LCDI chair Billy Fine attended Monday’s township council meeting along with committee members and several local veterans to share information about how women in the military are often overlooked and request that the mayor and council recognize June 12 as Women’s Veterans Day in Livingston.
“The LCDI took a vote several months ago on whether we would pursue this matter as a committee,” said Fine. “The vote was unanimously in favor, so we began to compile our data. I hope we can work closely and continue to have many productive conversations with Livingston's veteran population and have high hopes the mayor and council will recognize this locally.”
Although the LCDI does not “wish to diminish the acts of valor and service celebrated and remembered on Veterans Day on Nov. 11,” Fine noted that the committee's intention is to “recognize women veterans who have traditionally been recognized as nothing more than ‘silent heroes,’ such as those who may not have been recognized historically.”
The long-term goal is to have Women’s Veterans Day recognized as a national holiday, but for now the LCDI hopes that Livingston will be the first municipality in New Jersey to join in the celebration on June 12—a date that was selected based on President Franklin D. Roosevelt's signing of the Women in the Military Act.

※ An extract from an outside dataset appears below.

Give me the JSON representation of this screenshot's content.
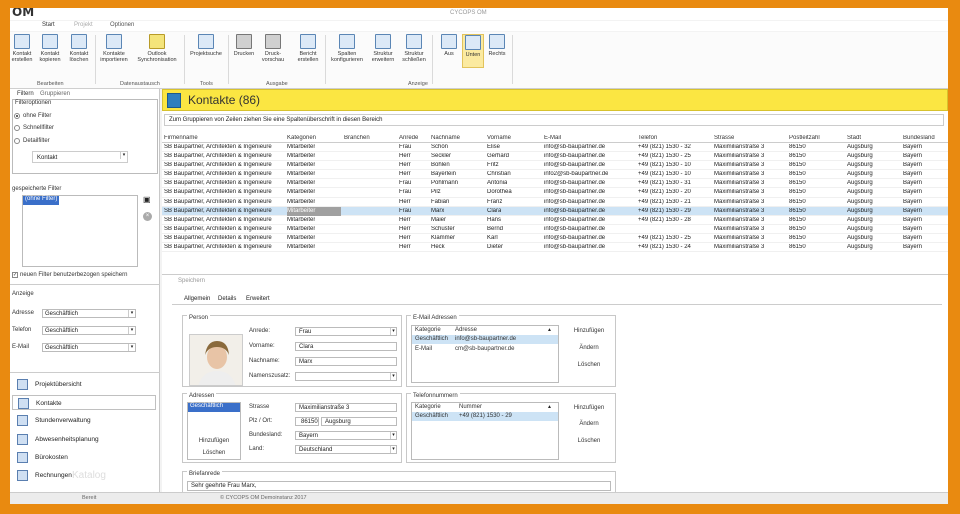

Among those on the state level who have already shown support for the LCDI’s proposal is Assemblywoman Cleopatra Tucker, chair of the Assembly Military and Veterans Affairs Committee for New Jersey’s 28th Legislative District, who has introduced similar legislation within the assembly.
“It is extremely important that we recognize the impact that our veterans have made on our lives and communities,” said Tucker. “It is particularly important that we recognize our women veterans for their service and commitment despite the obstacles they faced. It is important to highlight their efforts and growing presence in the state...I am proud that Livingston will support these efforts by creating a Municipal Day in their honor.”
Assembly members John McKeon and Mila Jasey, representing New Jersey’s 27th Legislative District, commended Tucker for “leading the charge” to enact Women’s Veterans Day as well as the LCDI for “recognizing the day with a platform of education, inclusion and dignity.”
“With nearly 26,000 female veterans in New Jersey, women have undoubtedly had a significant impact on the United States military and served their country courageously, yet their contributions are largely overlooked,” they said in a joint statement. “Designating June 12 as Women’s Veterans Day recognizes the commitment, contributions and sacrifices female veterans have made for our country.”
Fine also noted that Gov. Phil Murphy is currently pushing to have the state recognize the holiday, and Congresswoman Mikey Sherrill, a U.S. Navy veteran, has also expressed appreciation of these efforts.
Members of the township council also appreciated the idea, but were concerned that the date is approaching too quickly to have the designation occur in 2019.
“Women veterans should not be forgotten, so if something can’t be done before [June 12], I think we should still do something,” said Deputy Mayor Rudy Fernandez, who suggested having a back-up plan, such as hosting a ceremony, “at least to get something going this year on this date.”
Fine said that the committee is going to “try with all of our hearts and all of our resources to make this happen within this time frame,” but added that the committee has also been invited to participate in Livingston’s Memorial Day Parade and has considered requesting to have the women veterans represented there.
“That would be our first step in having that kind of inclusion in the military on our end, but we’re here to build the bonds and do the work,” he said. “If it does take us past June 12, we will have a plan in place, but I anticipate that we should have something in mid-May at the latest.”
Fine offered to make himself available to the governing body for any follow-up questions regarding this request.